As we noted in the wake of the deadly shooting in Tucson, the FBI’s background-check database—intended to keep guns out of the hands of criminals and the mentally ill—didn’t prevent Jared Loughner from obtaining a weapon because he hasn’t been declared mentally unfit by a court or been committed to a mental institution.

Federal law, however, also prohibits gun sales to anyone who’s an “unlawful user of or addicted to any controlled substance.” And although Loughner had failed the Army's drug screening process in 2008 when he admitted his drug use, this law didn’t keep him from obtaining a gun either, according to the Washington Post.
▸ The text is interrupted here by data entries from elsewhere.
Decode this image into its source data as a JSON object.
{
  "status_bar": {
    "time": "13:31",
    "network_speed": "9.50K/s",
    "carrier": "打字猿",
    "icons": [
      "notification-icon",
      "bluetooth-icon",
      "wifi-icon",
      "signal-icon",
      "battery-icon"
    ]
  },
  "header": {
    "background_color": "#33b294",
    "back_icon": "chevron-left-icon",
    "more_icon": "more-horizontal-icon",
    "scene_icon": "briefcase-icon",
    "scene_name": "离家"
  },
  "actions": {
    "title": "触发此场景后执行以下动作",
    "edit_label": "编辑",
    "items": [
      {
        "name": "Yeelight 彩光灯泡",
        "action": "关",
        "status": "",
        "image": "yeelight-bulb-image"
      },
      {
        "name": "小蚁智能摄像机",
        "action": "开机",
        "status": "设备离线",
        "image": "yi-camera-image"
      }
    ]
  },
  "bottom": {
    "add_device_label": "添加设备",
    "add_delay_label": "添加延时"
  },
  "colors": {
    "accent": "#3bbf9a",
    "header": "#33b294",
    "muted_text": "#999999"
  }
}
That's because a Clinton-era policy that instructed federal agencies not to report certain drug users to the database, according to the Post. The policy was created by then-Attorney General Janet Reno out of concern that drug users would be deterred from seeking treatment if they knew a drug test could land them in the FBI’s database and prevent them from purchasing a gun. An FBI official told the Post that a drug test undergone to enter the military counts as a voluntary test and would not be reported.

Following the Virginia Tech shooting, Congress passed a law to strengthen both federal- and state-level reporting to the database. In many states, however, the law didn’t seem to make a difference—many still lag in reporting to the database.

And here’s another thing that didn’t change with the 2007 law: Defense Department policy. From the Post:

The Reno policy remained in place despite a 2007 law designed to improve the NICS. That law ordered all federal agencies to forward to the FBI the names of those ineligible under federal law to buy a gun from a licensed dealer. The law states that the names are to be sent at least quarterly, "notwithstanding any other law."

Despite the NICS Improvement Amendments Act, the Defense Department apparently did not change its policy. Drug test information is still not forwarded to the FBI to protect the privacy of the applicants, said Col. Thomas Collins, an Army spokesman.

Had Loughner made it into the FBI’s database after admitting his drug use, he would’ve stayed on it for a year and been unable to purchase his first gun.

Loughner’s second gun purchase—the semi-automatic that he’s accused of having used in the Tucson shooting—would have gone through anyway, unless the earlier denial prevented him from trying to purchase a weapon again.

A Defense Department official also told the Post that there is currently no statute that "clearly stipulates" under what conditions the department would have to report information about military applicants and recruits to the database.

Clarification: This post previously stated that Loughner was not permitted to enlist in the military because he failed a military drug test. In fact, he was not permitted to enlist because he failed the military’s drug screening process when he admitted that he was a drug user.